Dataset rows describing interfaces:
◇ ◇ ◇ ◇ ◇ ◇ ◇

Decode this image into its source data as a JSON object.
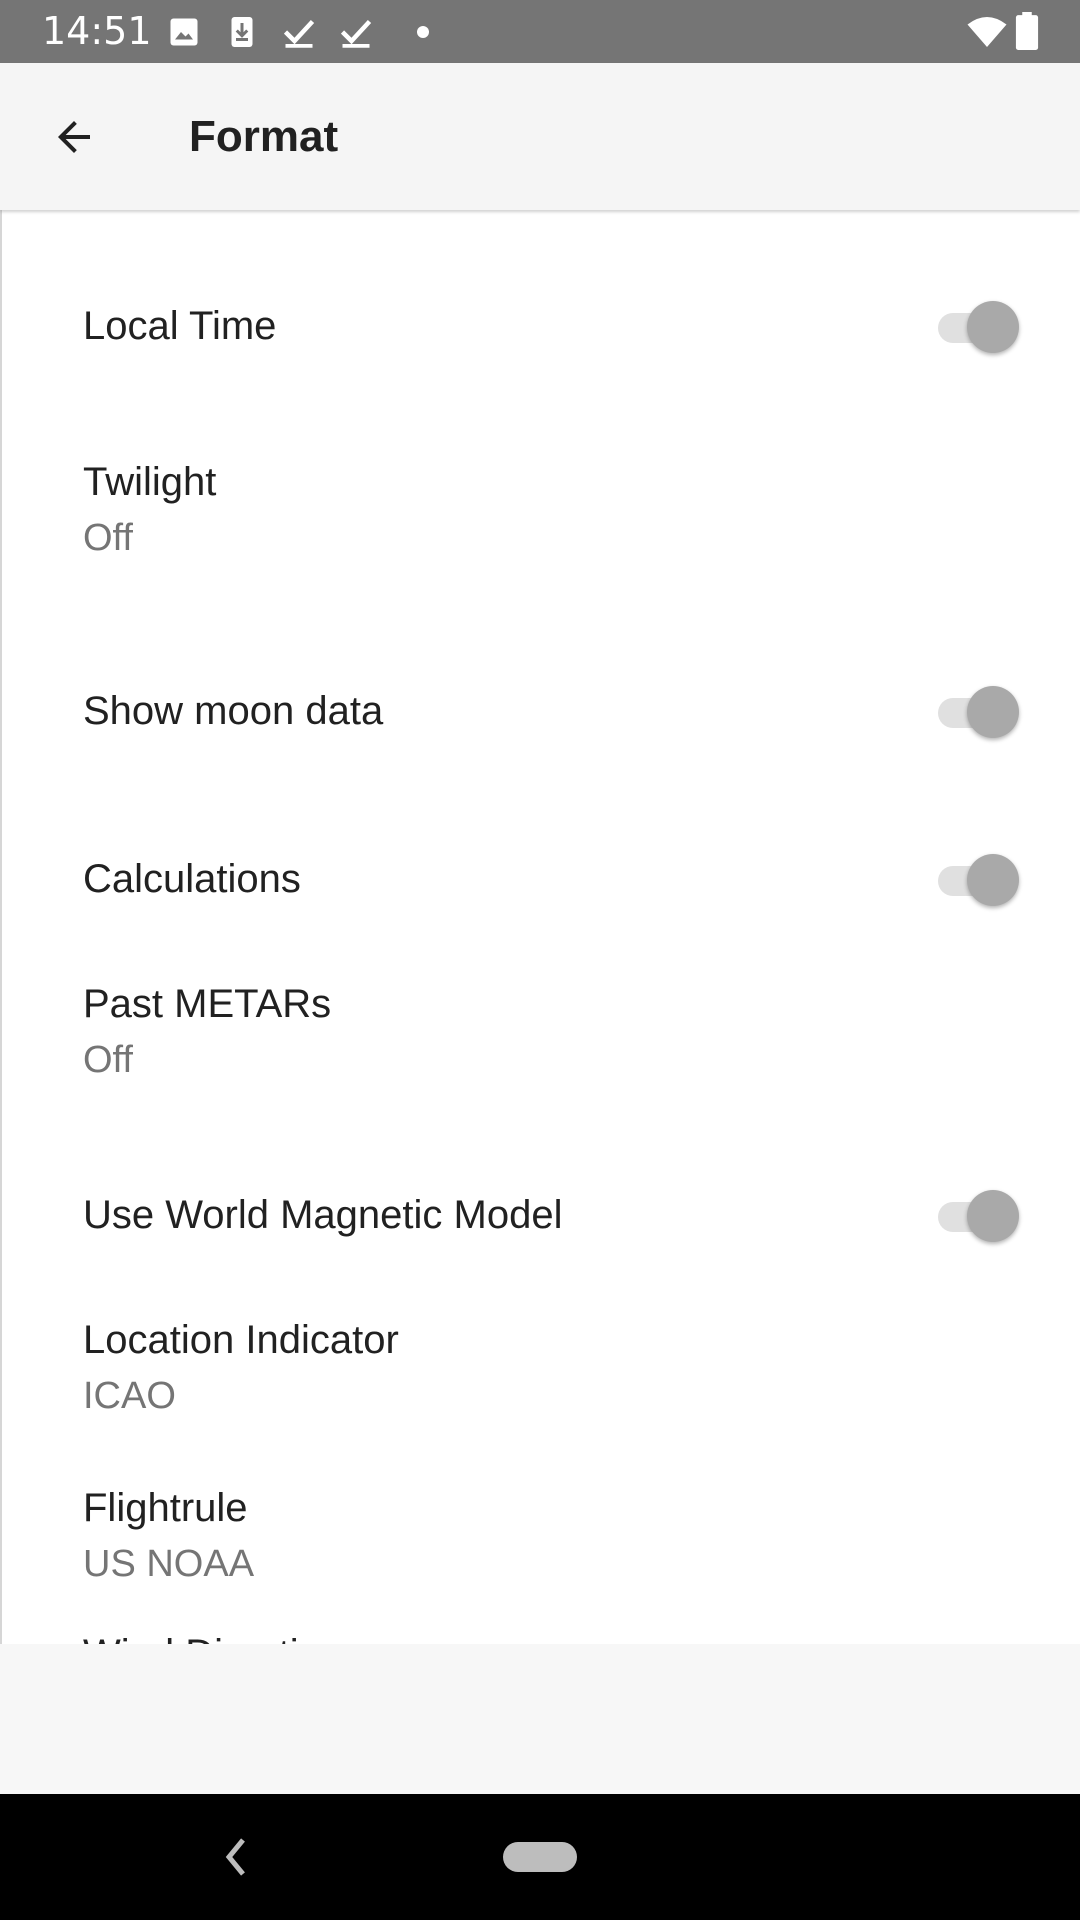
{
  "status_bar": {
    "time": "14:51",
    "icons": [
      "image-icon",
      "download-icon",
      "check-icon",
      "check-icon",
      "dot-icon",
      "wifi-icon",
      "battery-icon"
    ]
  },
  "app_bar": {
    "title": "Format",
    "back_icon": "arrow-back-icon"
  },
  "preferences": [
    {
      "title": "Local Time",
      "type": "switch",
      "checked": true
    },
    {
      "title": "Twilight",
      "type": "list",
      "summary": "Off"
    },
    {
      "title": "Show moon data",
      "type": "switch",
      "checked": true
    },
    {
      "title": "Calculations",
      "type": "switch",
      "checked": true
    },
    {
      "title": "Past METARs",
      "type": "list",
      "summary": "Off"
    },
    {
      "title": "Use World Magnetic Model",
      "type": "switch",
      "checked": true
    },
    {
      "title": "Location Indicator",
      "type": "list",
      "summary": "ICAO"
    },
    {
      "title": "Flightrule",
      "type": "list",
      "summary": "US NOAA"
    },
    {
      "title": "Wind Direction",
      "type": "list"
    }
  ],
  "colors": {
    "status_bar": "#757575",
    "app_bar": "#f5f5f5",
    "switch_thumb": "#a9a9a9",
    "switch_track": "#e0e0e0",
    "summary_text": "#757575"
  },
  "nav_bar": {
    "back_icon": "nav-back-icon",
    "home_icon": "nav-home-pill"
  }
}
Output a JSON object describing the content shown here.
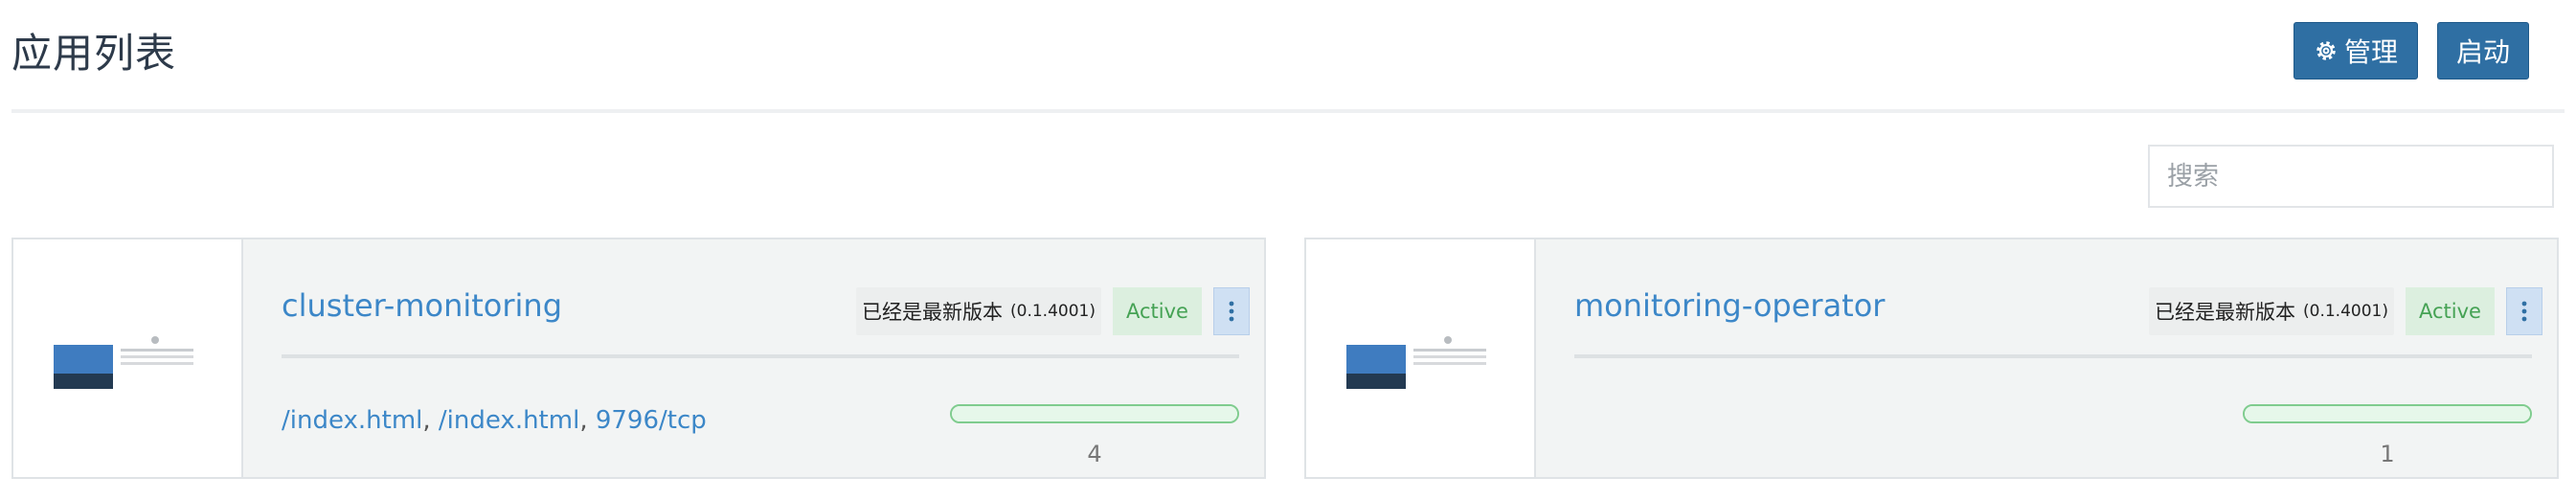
{
  "header": {
    "title": "应用列表",
    "manage_label": "管理",
    "start_label": "启动"
  },
  "search": {
    "placeholder": "搜索",
    "value": ""
  },
  "apps": [
    {
      "name": "cluster-monitoring",
      "version_text": "已经是最新版本",
      "version_num": "(0.1.4001)",
      "status": "Active",
      "endpoints": [
        "/index.html",
        "/index.html",
        "9796/tcp"
      ],
      "count": "4",
      "progress_fraction": 1.0
    },
    {
      "name": "monitoring-operator",
      "version_text": "已经是最新版本",
      "version_num": "(0.1.4001)",
      "status": "Active",
      "endpoints": [],
      "count": "1",
      "progress_fraction": 1.0
    }
  ],
  "colors": {
    "primary": "#2f6fa3",
    "link": "#3c87c8",
    "active_text": "#45a254",
    "active_bg": "#dcefdf"
  },
  "icons": {
    "manage": "gear-icon",
    "kebab": "vertical-dots-icon",
    "thumbnail": "app-thumbnail"
  }
}
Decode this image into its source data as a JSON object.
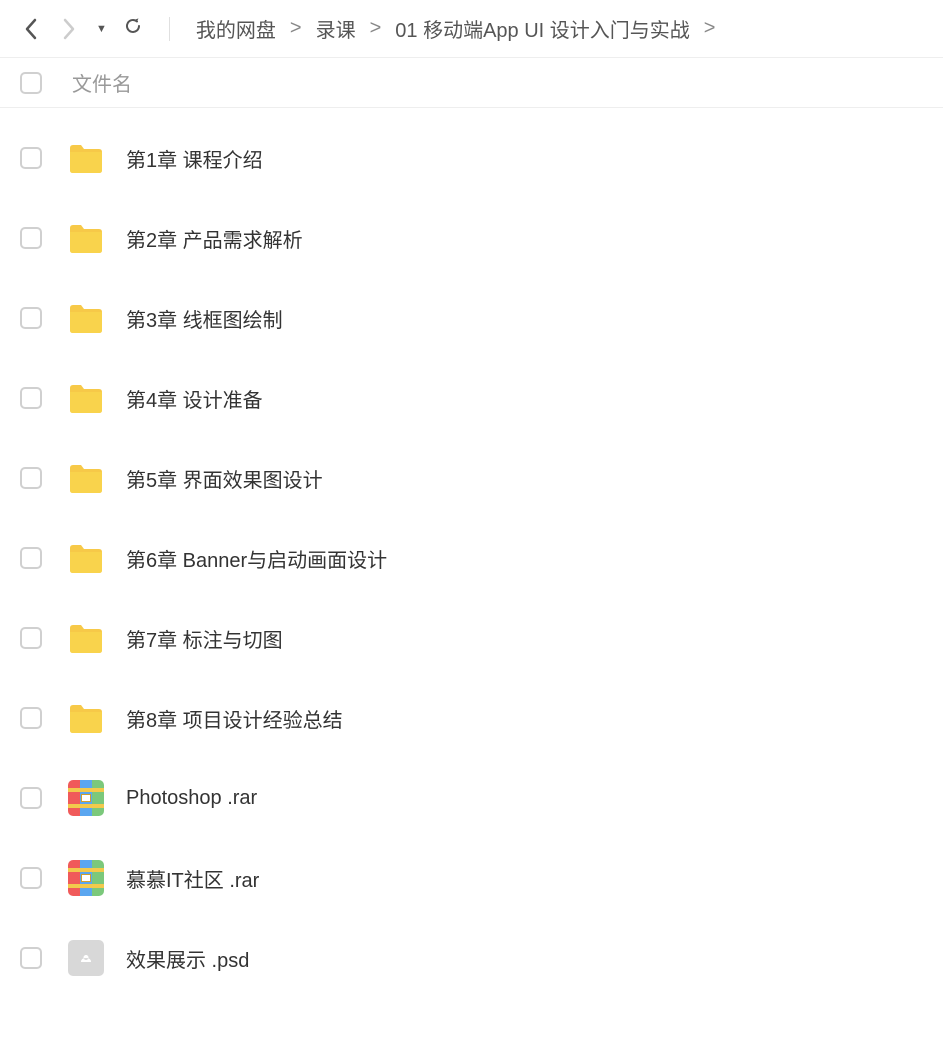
{
  "breadcrumb": {
    "items": [
      "我的网盘",
      "录课",
      "01 移动端App UI 设计入门与实战"
    ]
  },
  "header": {
    "col_name": "文件名"
  },
  "files": [
    {
      "type": "folder",
      "name": "第1章 课程介绍"
    },
    {
      "type": "folder",
      "name": "第2章 产品需求解析"
    },
    {
      "type": "folder",
      "name": "第3章 线框图绘制"
    },
    {
      "type": "folder",
      "name": "第4章 设计准备"
    },
    {
      "type": "folder",
      "name": "第5章 界面效果图设计"
    },
    {
      "type": "folder",
      "name": "第6章 Banner与启动画面设计"
    },
    {
      "type": "folder",
      "name": "第7章 标注与切图"
    },
    {
      "type": "folder",
      "name": "第8章 项目设计经验总结"
    },
    {
      "type": "rar",
      "name": "Photoshop .rar"
    },
    {
      "type": "rar",
      "name": "慕慕IT社区 .rar"
    },
    {
      "type": "psd",
      "name": "效果展示 .psd"
    }
  ]
}
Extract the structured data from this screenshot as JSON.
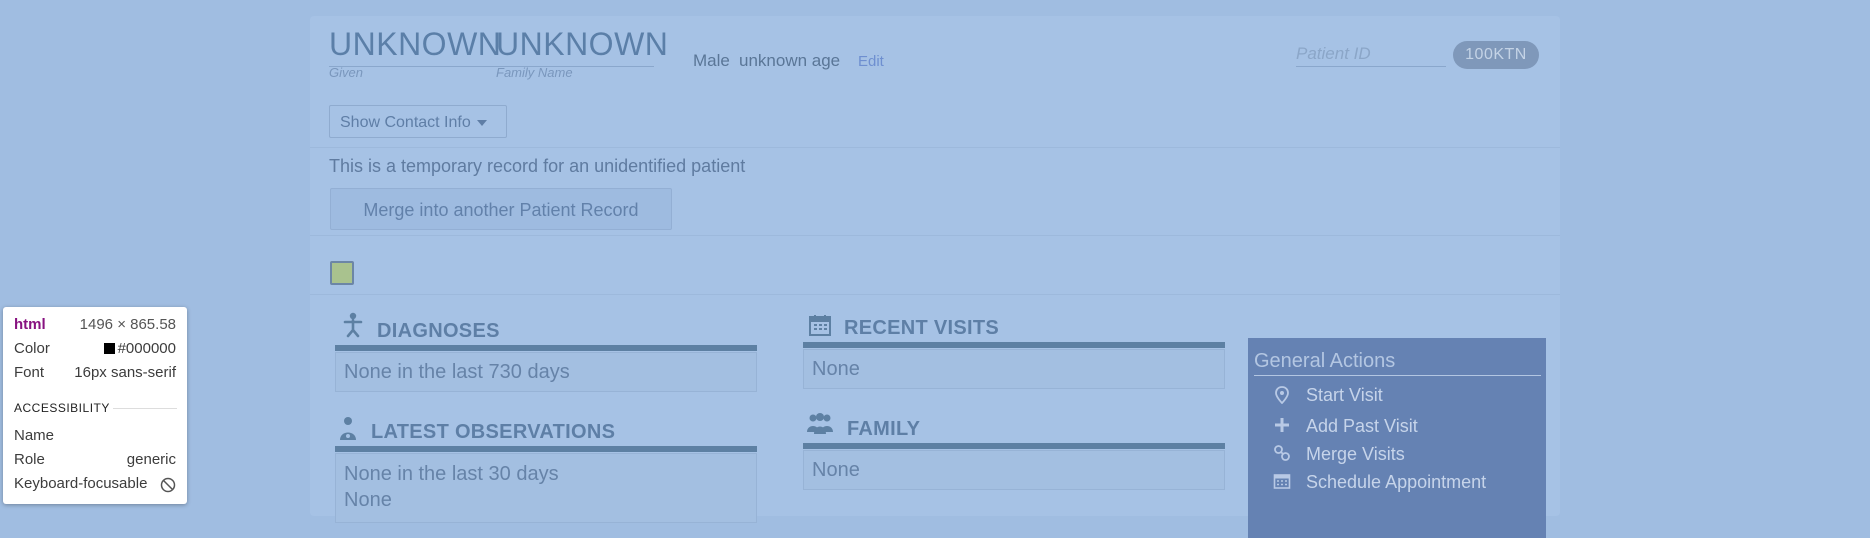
{
  "patient": {
    "given_name": "UNKNOWN",
    "family_name": "UNKNOWN",
    "given_label": "Given",
    "family_label": "Family Name",
    "gender": "Male",
    "age": "unknown age",
    "edit_label": "Edit",
    "patient_id_label": "Patient ID",
    "patient_id_value": "100KTN",
    "contact_button": "Show Contact Info"
  },
  "temp_record": {
    "message": "This is a temporary record for an unidentified patient",
    "merge_button": "Merge into another Patient Record"
  },
  "sections": {
    "diagnoses": {
      "title": "DIAGNOSES",
      "body": "None in the last 730 days",
      "icon": "diagnosis-icon"
    },
    "observations": {
      "title": "LATEST OBSERVATIONS",
      "body": "None in the last 30 days",
      "extra": "None",
      "icon": "doctor-icon"
    },
    "recent_visits": {
      "title": "RECENT VISITS",
      "body": "None",
      "icon": "calendar-icon"
    },
    "family": {
      "title": "FAMILY",
      "body": "None",
      "icon": "people-icon"
    }
  },
  "general_actions": {
    "title": "General Actions",
    "items": [
      {
        "label": "Start Visit",
        "icon": "location-pin-icon"
      },
      {
        "label": "Add Past Visit",
        "icon": "plus-icon"
      },
      {
        "label": "Merge Visits",
        "icon": "link-icon"
      },
      {
        "label": "Schedule Appointment",
        "icon": "calendar-icon"
      }
    ]
  },
  "inspector": {
    "tag": "html",
    "size": "1496 × 865.58",
    "color_label": "Color",
    "color_value": "#000000",
    "font_label": "Font",
    "font_value": "16px sans-serif",
    "accessibility_heading": "ACCESSIBILITY",
    "name_label": "Name",
    "role_label": "Role",
    "role_value": "generic",
    "focusable_label": "Keyboard-focusable"
  },
  "colors": {
    "page_bg": "#a0bde1",
    "accent_dark": "#5d80a3",
    "actions_bg": "#6582b3"
  }
}
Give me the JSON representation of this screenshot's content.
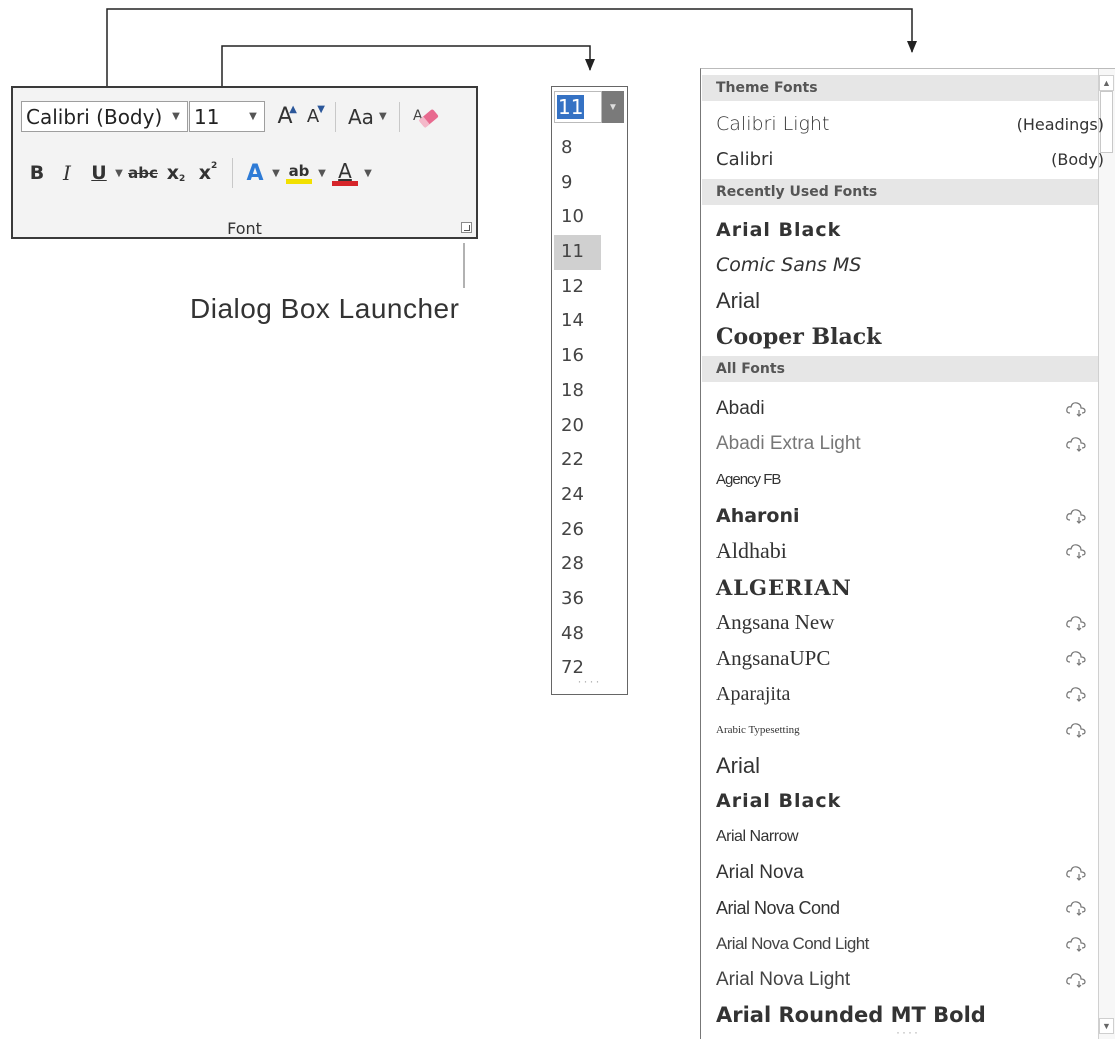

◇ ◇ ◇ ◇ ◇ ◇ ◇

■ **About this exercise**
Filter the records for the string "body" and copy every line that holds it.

■ **Task response**
      "body": "None in the last 730 days",
      "body": "None in the last 30 days",
      "body": "None",
      "body": "None",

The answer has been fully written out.